_TASK INSTRUCTIONS_.
Look through the lines below and extract any with the word "whale".

(Items from a data source)
—————

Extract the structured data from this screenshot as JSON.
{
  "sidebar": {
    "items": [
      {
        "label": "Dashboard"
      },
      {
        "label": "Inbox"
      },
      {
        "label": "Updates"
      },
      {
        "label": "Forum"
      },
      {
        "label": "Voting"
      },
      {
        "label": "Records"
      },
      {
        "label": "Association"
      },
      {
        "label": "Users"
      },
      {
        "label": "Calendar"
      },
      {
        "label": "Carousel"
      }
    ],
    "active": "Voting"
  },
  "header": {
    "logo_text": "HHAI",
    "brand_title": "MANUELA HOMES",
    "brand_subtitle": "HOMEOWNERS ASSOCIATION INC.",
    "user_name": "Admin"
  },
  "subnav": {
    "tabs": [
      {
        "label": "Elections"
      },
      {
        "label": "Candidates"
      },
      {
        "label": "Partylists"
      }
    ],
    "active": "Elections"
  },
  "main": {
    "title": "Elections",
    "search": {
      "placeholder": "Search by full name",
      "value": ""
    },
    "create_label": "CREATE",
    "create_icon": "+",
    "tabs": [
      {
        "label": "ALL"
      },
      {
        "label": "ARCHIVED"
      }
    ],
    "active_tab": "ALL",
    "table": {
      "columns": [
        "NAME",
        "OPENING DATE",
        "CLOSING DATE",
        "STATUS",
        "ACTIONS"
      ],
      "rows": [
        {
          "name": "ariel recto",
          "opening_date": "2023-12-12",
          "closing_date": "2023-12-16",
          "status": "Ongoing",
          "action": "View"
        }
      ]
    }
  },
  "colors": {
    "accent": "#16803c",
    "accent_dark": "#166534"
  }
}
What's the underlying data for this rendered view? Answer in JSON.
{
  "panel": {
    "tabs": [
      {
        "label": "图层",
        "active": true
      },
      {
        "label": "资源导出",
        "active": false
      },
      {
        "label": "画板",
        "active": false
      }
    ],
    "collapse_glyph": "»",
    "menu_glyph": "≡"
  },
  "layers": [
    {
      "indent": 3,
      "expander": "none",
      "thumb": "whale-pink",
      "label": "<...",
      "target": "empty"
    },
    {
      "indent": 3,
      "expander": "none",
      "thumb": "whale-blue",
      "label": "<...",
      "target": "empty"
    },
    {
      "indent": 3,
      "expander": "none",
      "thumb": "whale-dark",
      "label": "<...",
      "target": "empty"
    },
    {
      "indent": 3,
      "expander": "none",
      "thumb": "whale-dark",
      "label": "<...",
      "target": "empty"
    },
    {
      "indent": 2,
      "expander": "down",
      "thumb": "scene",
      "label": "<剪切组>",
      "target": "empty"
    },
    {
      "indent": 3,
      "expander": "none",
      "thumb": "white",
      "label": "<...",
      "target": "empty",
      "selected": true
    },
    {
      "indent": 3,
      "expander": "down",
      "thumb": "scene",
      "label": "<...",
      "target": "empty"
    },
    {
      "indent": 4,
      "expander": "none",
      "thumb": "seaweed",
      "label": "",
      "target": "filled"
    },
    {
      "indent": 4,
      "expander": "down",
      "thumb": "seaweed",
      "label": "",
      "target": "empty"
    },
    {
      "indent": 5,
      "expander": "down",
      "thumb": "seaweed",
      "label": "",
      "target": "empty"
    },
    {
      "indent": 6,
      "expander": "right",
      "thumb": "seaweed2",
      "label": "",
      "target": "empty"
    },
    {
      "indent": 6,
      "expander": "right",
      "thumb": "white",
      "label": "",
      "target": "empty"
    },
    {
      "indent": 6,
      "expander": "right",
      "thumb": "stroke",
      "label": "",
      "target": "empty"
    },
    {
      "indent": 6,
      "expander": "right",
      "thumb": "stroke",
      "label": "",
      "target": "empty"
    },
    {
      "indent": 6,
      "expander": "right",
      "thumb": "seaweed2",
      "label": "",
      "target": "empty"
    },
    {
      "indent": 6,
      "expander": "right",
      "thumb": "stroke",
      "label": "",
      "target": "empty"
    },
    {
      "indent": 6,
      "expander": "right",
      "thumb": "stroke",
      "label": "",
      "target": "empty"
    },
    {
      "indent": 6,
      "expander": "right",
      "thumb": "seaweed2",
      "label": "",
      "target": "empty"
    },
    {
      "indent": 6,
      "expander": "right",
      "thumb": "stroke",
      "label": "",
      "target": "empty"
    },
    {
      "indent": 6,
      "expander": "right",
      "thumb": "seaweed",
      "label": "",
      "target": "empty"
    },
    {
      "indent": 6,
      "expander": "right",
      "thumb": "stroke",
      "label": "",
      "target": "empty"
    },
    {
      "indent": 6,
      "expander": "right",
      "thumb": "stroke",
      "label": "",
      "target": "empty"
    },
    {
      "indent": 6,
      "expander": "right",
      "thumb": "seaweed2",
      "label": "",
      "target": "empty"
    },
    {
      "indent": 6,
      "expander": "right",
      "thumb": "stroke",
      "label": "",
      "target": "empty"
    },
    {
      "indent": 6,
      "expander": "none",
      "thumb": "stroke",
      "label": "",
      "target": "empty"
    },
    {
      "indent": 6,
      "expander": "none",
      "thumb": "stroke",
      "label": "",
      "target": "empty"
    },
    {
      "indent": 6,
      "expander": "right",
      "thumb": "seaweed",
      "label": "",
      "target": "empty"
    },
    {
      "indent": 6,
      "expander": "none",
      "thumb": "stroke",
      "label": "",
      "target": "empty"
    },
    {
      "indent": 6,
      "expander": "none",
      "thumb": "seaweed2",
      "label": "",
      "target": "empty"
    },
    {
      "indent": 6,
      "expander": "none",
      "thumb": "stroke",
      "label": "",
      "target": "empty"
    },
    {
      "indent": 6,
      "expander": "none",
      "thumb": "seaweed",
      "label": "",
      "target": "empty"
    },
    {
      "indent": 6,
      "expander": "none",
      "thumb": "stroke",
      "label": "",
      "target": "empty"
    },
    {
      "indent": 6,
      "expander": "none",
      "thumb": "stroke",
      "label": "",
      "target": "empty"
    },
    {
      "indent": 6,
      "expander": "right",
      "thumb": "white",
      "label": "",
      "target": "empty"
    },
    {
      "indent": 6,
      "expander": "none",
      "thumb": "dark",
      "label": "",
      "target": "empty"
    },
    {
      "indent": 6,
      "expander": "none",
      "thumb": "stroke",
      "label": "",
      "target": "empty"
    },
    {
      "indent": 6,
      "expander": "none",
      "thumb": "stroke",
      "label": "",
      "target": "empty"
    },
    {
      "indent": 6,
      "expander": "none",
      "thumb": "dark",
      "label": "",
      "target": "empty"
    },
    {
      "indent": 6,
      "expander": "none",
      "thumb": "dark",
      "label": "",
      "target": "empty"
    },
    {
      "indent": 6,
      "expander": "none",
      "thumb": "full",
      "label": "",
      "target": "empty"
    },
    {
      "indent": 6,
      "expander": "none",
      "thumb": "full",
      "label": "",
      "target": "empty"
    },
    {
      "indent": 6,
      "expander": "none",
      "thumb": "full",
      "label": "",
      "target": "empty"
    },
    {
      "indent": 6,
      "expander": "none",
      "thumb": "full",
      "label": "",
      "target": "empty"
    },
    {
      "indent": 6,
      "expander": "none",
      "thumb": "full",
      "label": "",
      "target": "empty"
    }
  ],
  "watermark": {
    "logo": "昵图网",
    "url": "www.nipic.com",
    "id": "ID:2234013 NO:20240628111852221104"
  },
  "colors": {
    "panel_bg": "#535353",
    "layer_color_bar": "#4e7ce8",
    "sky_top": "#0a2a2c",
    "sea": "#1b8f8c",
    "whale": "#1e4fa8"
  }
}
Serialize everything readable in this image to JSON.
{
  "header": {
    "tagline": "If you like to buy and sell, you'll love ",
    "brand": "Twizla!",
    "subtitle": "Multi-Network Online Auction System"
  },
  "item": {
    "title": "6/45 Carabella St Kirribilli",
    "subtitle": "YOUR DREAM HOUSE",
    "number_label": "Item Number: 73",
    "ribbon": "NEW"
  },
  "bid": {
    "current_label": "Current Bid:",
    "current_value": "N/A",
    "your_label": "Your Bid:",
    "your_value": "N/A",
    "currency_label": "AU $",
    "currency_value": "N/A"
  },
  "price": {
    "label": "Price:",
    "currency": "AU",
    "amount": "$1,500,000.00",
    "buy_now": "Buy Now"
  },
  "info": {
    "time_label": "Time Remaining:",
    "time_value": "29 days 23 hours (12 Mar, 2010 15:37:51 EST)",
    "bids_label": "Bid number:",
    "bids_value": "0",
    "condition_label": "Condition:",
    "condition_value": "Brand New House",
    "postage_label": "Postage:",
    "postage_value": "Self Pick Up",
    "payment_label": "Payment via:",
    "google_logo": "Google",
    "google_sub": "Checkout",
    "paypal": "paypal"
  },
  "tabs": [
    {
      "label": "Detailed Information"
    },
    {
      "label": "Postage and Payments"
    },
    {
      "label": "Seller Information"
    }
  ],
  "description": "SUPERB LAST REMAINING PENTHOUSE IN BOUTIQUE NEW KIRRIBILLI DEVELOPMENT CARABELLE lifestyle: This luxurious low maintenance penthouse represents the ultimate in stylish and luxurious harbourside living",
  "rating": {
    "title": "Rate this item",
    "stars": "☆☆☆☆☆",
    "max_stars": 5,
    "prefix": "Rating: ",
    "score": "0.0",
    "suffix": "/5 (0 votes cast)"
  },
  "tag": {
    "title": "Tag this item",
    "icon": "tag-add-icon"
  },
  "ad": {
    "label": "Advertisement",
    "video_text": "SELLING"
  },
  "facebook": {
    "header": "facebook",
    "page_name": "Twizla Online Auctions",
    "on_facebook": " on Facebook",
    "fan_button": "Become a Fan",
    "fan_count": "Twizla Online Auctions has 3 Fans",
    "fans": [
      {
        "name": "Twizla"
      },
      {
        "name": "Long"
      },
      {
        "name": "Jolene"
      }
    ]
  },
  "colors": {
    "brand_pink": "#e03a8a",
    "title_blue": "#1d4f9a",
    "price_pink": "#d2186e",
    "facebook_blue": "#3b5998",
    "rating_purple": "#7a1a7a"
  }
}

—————

_OUTPUT OF THE EXERCISE_.
      "thumb": "whale-pink",
      "thumb": "whale-blue",
      "thumb": "whale-dark",
      "thumb": "whale-dark",
    "whale": "#1e4fa8"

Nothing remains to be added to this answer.